Saturday, October 31, 2009

....that was it

Up until a week ago we thought that Things 1 and 2 were going to be playing evening soccer matches on Halloween---a truly vexing situation: should we buy costumes to be prepared for trick or treating only to have them go unused for the one evening they might be worthy of a fraction of their costs? If no, what to do then if the teams didn't advance in playoffs?

To my great surprise it wasn't much work to persuade the girls that a sensible plan would be to opt out of the costume-and-candy-parade in favor of a fun family evening: dinner out and a movie, allowing us to skip the ghouls and goblins in our neighborhood and spare the girls the torment of so many friends shrieking their sugary delight...

This is It
I've been conflicted about Michael Jackson for decades, really. On one hand, he was the very embodiment of pop culture to me: at six or seven, his was one of the first voices I ever heard on the radio... shortly thereafter my family moved to Spain; with no television to speak of, all American pop culture *was* music and in the early 70's, that was the Jackson 5 (to me). When we did return to the States (Land of the TV as we called it), the J5 were growing up and it wasn't much more than a year or two until MJ gave us "Off the Wall", music videos happened and the rest is history... that is the arc of my primary school years; Michael Jackson: ABC to Thriller.

I suppose it was happening all the while but it wasn't long after Thriller before the surgical sculpting of his physical image raised concerns, dubious marriages and parenting circumstances, allegations of pedophilia... I find those allegations hard to dismiss. They are consistent with everything we know of him: obsessed with the gifts of youth he was denied, fierce media and social pressures, the celebrated Peter Pan complex.

To be sure, I do believe that MJ's personal troubles, whatever they were, were created by the extreme pressures of his career and celebrity. It doesn't help that the world knew very little of him as a person or that the glimpses he did offer into his life ultimately appeared ever more damning. I suppose that I went to the movie hoping for one last indication of who Michael Jackson was.

What I found was a seriously exciting show. Huge productions, amazing choreography and staging; fantastic music, flawless integration of live stunts and filmed sequences. And, oh, the dancing---with MJ right up front: not only keeping up with kids half his age but throwing down signature moves effortlessly, leaving everyone in awe. I could easily watch the Billie Jean sequence ten times and not have enough.

In the end, though, there were too few genuinely organic moments for me. The moments of actually seeing the musicians just wouldn't have satisfied my expectations for a concert. So much flash, so little spontaneity... It left me wondering, again, what is the value of such a live show? The arenas are too big to feel anything other than a crowd ground swelling; the largest part of the audience would only see Michael on large screens---so why live?

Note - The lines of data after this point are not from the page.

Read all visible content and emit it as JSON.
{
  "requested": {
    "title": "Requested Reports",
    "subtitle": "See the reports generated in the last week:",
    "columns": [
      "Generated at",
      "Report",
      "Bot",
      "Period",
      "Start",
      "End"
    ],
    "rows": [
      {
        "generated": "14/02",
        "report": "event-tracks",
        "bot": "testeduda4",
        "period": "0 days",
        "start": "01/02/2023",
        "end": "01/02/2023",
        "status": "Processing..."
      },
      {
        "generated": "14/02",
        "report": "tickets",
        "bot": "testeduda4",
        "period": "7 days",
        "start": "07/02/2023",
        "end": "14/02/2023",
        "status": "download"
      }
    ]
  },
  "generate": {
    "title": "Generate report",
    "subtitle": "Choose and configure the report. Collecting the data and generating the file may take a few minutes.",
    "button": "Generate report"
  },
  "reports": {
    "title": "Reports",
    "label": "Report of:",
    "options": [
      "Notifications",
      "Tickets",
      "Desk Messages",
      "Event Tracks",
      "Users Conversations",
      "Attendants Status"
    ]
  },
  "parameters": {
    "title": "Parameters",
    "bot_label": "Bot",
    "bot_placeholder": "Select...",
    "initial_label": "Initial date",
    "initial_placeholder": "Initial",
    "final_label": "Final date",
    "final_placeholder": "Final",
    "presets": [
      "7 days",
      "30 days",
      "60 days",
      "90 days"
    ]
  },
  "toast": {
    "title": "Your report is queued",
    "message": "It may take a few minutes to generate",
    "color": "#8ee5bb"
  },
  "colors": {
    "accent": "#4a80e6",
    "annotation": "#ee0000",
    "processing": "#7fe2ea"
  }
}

What do fans expect? One more canned experience from a man so tragically damaged by the same media machine driving the performance? And why did HE do it? And did that effort contribute, physically or emotionally, to his death? I left reminded of my respect for him and having more sympathy than I've felt before but ultimately... its one more MJ experience that leaves me conflicted.


Anonymous said...

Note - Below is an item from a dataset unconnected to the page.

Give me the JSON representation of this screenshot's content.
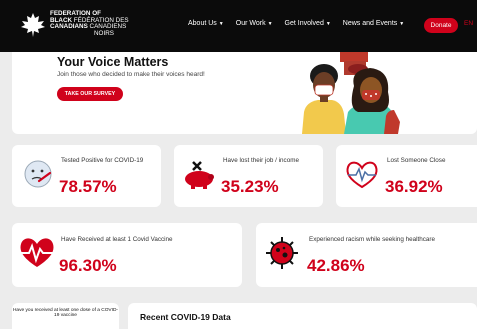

Always wearing my rose colored glasses when it comes to the media's perception of people and even my perception. I went away feeling that he is Peter Pan and the greatest pop artist of all time. I left wishing that we could have seen what the live show was going to be, as it all pointed to being fabulous. A tragic tortured soul who was gone to soon. LYFE Cousin Donna

KHM said...

His talent is/was undeniable. LYFE.